Footage of a parliamentary speech by Permatang Pauh MP Nurul Izzah Anwar (above) on July 26 warning the government to prepare for the upcoming monsoon season has gone viral.

During the speech, Nurul Izzah stated that Covid-19 cases were already putting a huge strain on the system and that it would be disastrous if the federal government did not factor the monsoon season into its plans under the National Recovery Council (NRC).

Then prime minister Muhyiddin Yassin now heads the council following his appointment by new premier Ismail Sabri Yaakob.

“In Penang, the state government and related authorities are working together to plan for floods in the coming season.

“We need to have plans put in place to encounter these floods during the pandemic.

“This has to be taken very seriously, including by the Finance Ministry,” Nurul Izzah had said. 

Despite the PKR lawmaker’s warnings, flash floods have taken the peninsula by storm this weekend. In Pahang alone, the number of evacuees seeking shelter at relief centres (PPS) has reached 25,669 people in 239 PPS this morning.

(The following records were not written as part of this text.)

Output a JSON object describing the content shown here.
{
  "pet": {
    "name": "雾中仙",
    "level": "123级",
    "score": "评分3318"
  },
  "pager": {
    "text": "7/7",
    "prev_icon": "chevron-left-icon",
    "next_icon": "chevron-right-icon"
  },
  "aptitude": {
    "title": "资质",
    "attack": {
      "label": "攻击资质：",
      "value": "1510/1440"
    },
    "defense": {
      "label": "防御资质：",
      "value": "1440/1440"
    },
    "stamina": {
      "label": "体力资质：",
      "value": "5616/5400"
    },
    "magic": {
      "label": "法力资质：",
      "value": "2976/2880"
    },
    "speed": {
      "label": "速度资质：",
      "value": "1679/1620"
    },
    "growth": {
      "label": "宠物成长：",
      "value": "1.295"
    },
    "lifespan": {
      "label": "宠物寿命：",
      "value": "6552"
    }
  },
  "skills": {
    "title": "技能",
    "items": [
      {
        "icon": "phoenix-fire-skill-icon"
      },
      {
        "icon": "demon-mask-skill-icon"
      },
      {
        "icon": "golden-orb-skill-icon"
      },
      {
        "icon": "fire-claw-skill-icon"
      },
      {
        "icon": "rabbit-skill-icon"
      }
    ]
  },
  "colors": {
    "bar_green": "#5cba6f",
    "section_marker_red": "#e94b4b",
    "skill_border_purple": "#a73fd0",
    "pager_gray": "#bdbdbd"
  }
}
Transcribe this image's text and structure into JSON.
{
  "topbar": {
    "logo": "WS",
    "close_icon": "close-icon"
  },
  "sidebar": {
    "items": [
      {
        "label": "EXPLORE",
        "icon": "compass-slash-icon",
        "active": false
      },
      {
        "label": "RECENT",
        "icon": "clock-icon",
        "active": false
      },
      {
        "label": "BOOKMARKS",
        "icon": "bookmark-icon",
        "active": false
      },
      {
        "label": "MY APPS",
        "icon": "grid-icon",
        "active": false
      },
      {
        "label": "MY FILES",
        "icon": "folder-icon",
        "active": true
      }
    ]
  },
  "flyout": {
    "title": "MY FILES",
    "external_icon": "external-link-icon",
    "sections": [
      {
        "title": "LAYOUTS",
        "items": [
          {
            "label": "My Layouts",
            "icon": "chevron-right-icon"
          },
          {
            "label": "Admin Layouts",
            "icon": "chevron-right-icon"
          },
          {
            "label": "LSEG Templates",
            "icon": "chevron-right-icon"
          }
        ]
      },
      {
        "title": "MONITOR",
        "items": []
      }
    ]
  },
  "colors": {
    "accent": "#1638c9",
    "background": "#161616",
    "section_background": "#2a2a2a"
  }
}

Earlier, Khairy confirmed that 181 positive Covid-19 cases had been detected at PPS nationwide involving 117 cases in Selangor, Pahang (52), Kelantan (six), Kuala Lumpur (four) and one each in Negeri Sembilan and Malacca.